In early 2011, Roscoe was diagnosed with an intestinal tumor and had surgery to remove the cancer that February. The vet warned me that if he survived the surgery, it would likely buy him at most a year. When I visited him at the animal hospital, his poor belly shaved bare and lined with stitches, he sat up and moved to the front of the cage, purring loudly, head-butting my hands, so happy and alert he surprised all the staff in the room. Roscoe’s courage in the face of adversity was more inspiring than any Hallmark special. He endured x-rays and blood draws, took pills without incident, and through it all, remained a model of almost Zen-like acceptance. And he never lost his joy: starting from our first months together, when I brought home a small stuffed bunny toy, for the rest of his life, Roscoe would “kill” the bunny as often as once a day, then twitter and trill his way through the house, bringing me the prize. Up to the last he liked to roll in the sunshine and nibble catnip in the garden, then sleep it off under the lilies.

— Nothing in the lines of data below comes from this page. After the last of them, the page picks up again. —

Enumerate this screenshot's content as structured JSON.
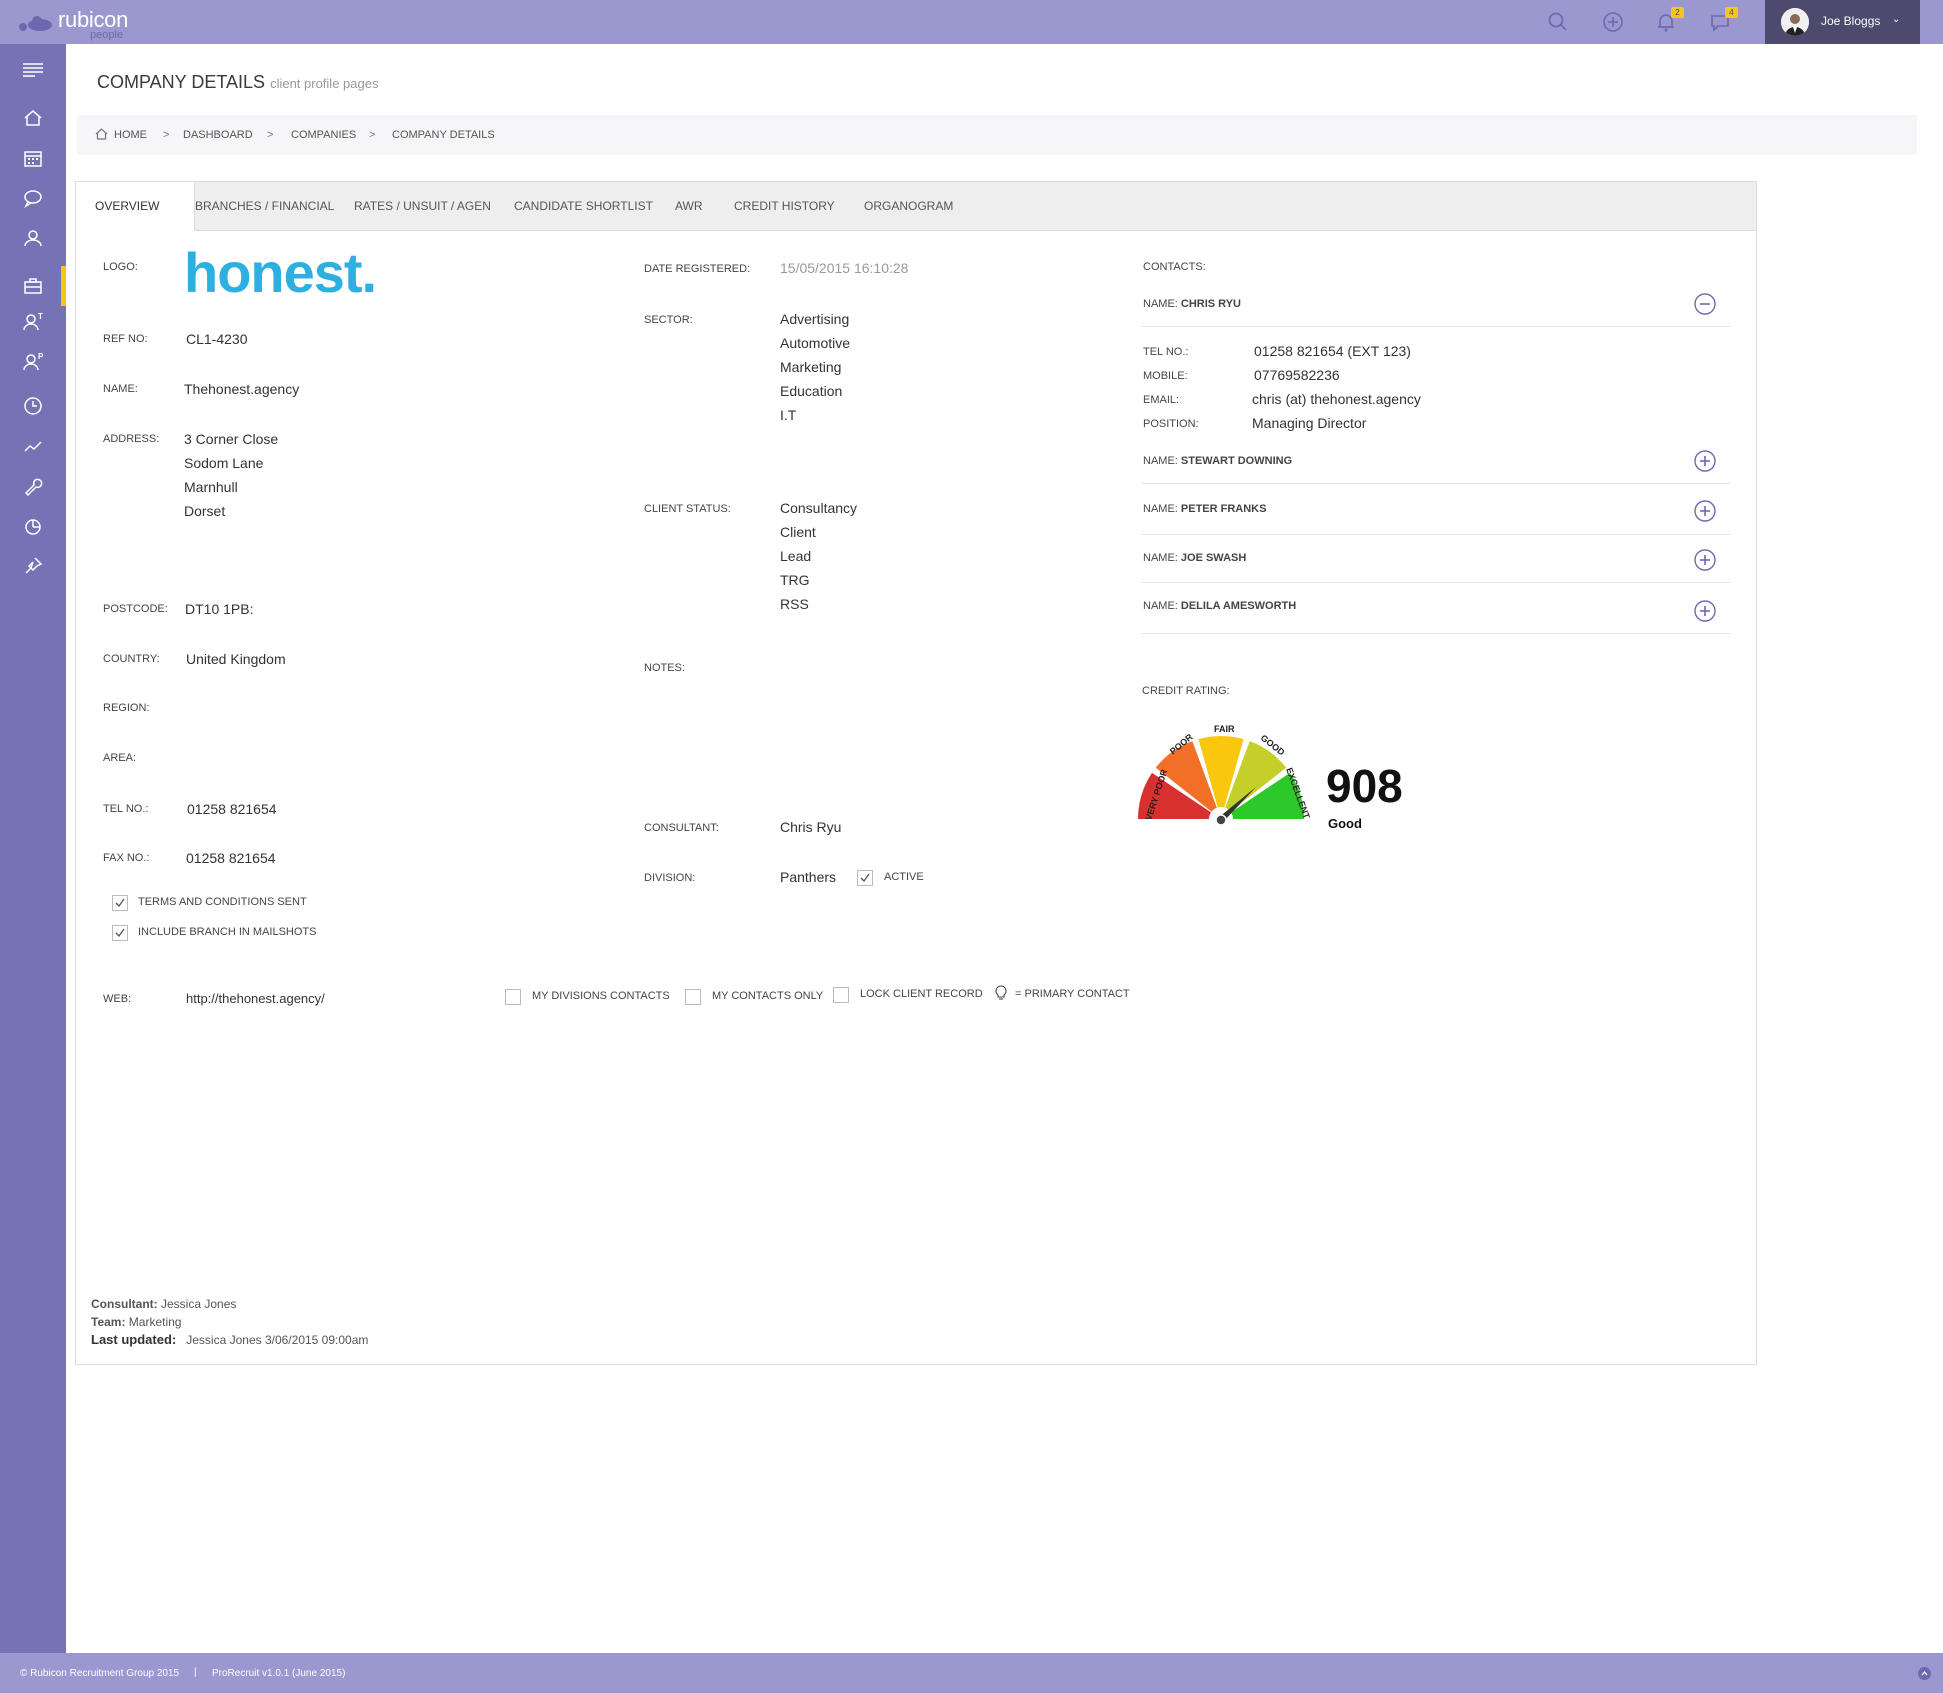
{
  "app": {
    "brand": "rubicon",
    "brand_sub": "people",
    "notif_count": "2",
    "msg_count": "4",
    "user_name": "Joe Bloggs",
    "icons": [
      "search-icon",
      "add-icon",
      "bell-icon",
      "chat-icon"
    ]
  },
  "sidebar": {
    "icons": [
      "menu-icon",
      "home-icon",
      "calendar-icon",
      "chat-icon",
      "contacts-icon",
      "briefcase-icon",
      "temp-user-icon",
      "perm-user-icon",
      "clock-icon",
      "chart-icon",
      "wrench-icon",
      "pie-icon",
      "pin-icon"
    ],
    "active_color": "#f5c518"
  },
  "page": {
    "title": "COMPANY DETAILS",
    "subtitle": "client profile pages"
  },
  "breadcrumb": [
    "HOME",
    "DASHBOARD",
    "COMPANIES",
    "COMPANY DETAILS"
  ],
  "tabs": [
    "OVERVIEW",
    "BRANCHES / FINANCIAL",
    "RATES / UNSUIT / AGEN",
    "CANDIDATE SHORTLIST",
    "AWR",
    "CREDIT HISTORY",
    "ORGANOGRAM"
  ],
  "company": {
    "logo_label": "LOGO:",
    "logo_text": "honest.",
    "ref_label": "REF NO:",
    "ref": "CL1-4230",
    "name_label": "NAME:",
    "name": "Thehonest.agency",
    "address_label": "ADDRESS:",
    "address": [
      "3 Corner Close",
      "Sodom Lane",
      "Marnhull",
      "Dorset"
    ],
    "postcode_label": "POSTCODE:",
    "postcode": "DT10 1PB:",
    "country_label": "COUNTRY:",
    "country": "United Kingdom",
    "region_label": "REGION:",
    "area_label": "AREA:",
    "tel_label": "TEL NO.:",
    "tel": "01258 821654",
    "fax_label": "FAX NO.:",
    "fax": "01258 821654",
    "terms_label": "TERMS AND CONDITIONS SENT",
    "mailshots_label": "INCLUDE BRANCH IN MAILSHOTS",
    "web_label": "WEB:",
    "web": "http://thehonest.agency/"
  },
  "middle": {
    "date_label": "DATE REGISTERED:",
    "date": "15/05/2015  16:10:28",
    "sector_label": "SECTOR:",
    "sectors": [
      "Advertising",
      "Automotive",
      "Marketing",
      "Education",
      "I.T"
    ],
    "status_label": "CLIENT STATUS:",
    "statuses": [
      "Consultancy",
      "Client",
      "Lead",
      "TRG",
      "RSS"
    ],
    "notes_label": "NOTES:",
    "consultant_label": "CONSULTANT:",
    "consultant": "Chris Ryu",
    "division_label": "DIVISION:",
    "division": "Panthers",
    "active_label": "ACTIVE"
  },
  "options": {
    "my_divisions": "MY DIVISIONS CONTACTS",
    "my_contacts": "MY CONTACTS ONLY",
    "lock": "LOCK CLIENT RECORD",
    "primary": "= PRIMARY CONTACT"
  },
  "contacts": {
    "label": "CONTACTS:",
    "name_prefix": "NAME:",
    "expanded": {
      "name": "CHRIS RYU",
      "tel_label": "TEL NO.:",
      "tel": "01258 821654 (EXT 123)",
      "mobile_label": "MOBILE:",
      "mobile": "07769582236",
      "email_label": "EMAIL:",
      "email": "chris (at) thehonest.agency",
      "position_label": "POSITION:",
      "position": "Managing Director"
    },
    "others": [
      "STEWART DOWNING",
      "PETER FRANKS",
      "JOE SWASH",
      "DELILA AMESWORTH"
    ]
  },
  "credit": {
    "label": "CREDIT RATING:",
    "score": "908",
    "rating": "Good",
    "segments": [
      "VERY POOR",
      "POOR",
      "FAIR",
      "GOOD",
      "EXCELLENT"
    ],
    "colors": [
      "#d8302f",
      "#f26f28",
      "#f9c80e",
      "#c5cf2a",
      "#2dc92a"
    ]
  },
  "footer_meta": {
    "consultant_label": "Consultant:",
    "consultant": "Jessica Jones",
    "team_label": "Team:",
    "team": "Marketing",
    "updated_label": "Last updated:",
    "updated": "Jessica Jones 3/06/2015  09:00am"
  },
  "footer": {
    "copyright": "© Rubicon Recruitment Group 2015",
    "sep": "|",
    "version": "ProRecruit v1.0.1 (June 2015)"
  }
}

He passed the one-year mark still going strong, but even he seemed to know time was short. In the last year of his life, he took to crawling under the blankets with me at night, stretching out longwise against my torso, resting his chin on my shoulder. It was almost unbearably adorable. Acutely aware our time was finite, I treasured every moment, understanding each was an opportunity to make a memory I’d want, someday, to recall.
As we approached the two-year anniversary of his surgery, Roscoe began losing weight again. A few weeks after that benchmark, I met Steve. About a month later, Roscoe suffered a stroke on Good Friday. He survived, but it was clearly time to let him go.
The Wisdom of Animals
However crazy-cat-lady it sounds, I believe the timing was no accident. Wise in a way that’s hard to describe, Roscoe, I think, chose to leave me only once he knew it was okay for him to go. In terms of immediate support, my parents were up visiting for Easter that weekend. In a larger sense, Roscoe had hung on—well past when he was expected to live—until Steve came in to my life. It was almost as if, after watching me make so many unsuitable matches over the years, Roscoe waited until he could be sure that, since he couldn’t stick around, at least he could trust this guy.
Strange as it may sound to say about a cat: Roscoe was one of the great loves of my life. Sometimes I even think maybe I had to wait for Steve because it would have been unfair for the universe to grant me a second such love, until my time with the first was done.
When I’d gone to pick Roscoe up after his surgery, I spoke with the vet who’d performed the procedure. He came in to the exam room with the same amazed, almost besotted look I’d seen on the faces of so many who’d met my buddy over the years. “He really is just the best cat ever, isn’t he?” the doctor said.
Oh, yes, he was. And I’m a better human for having shared in his life.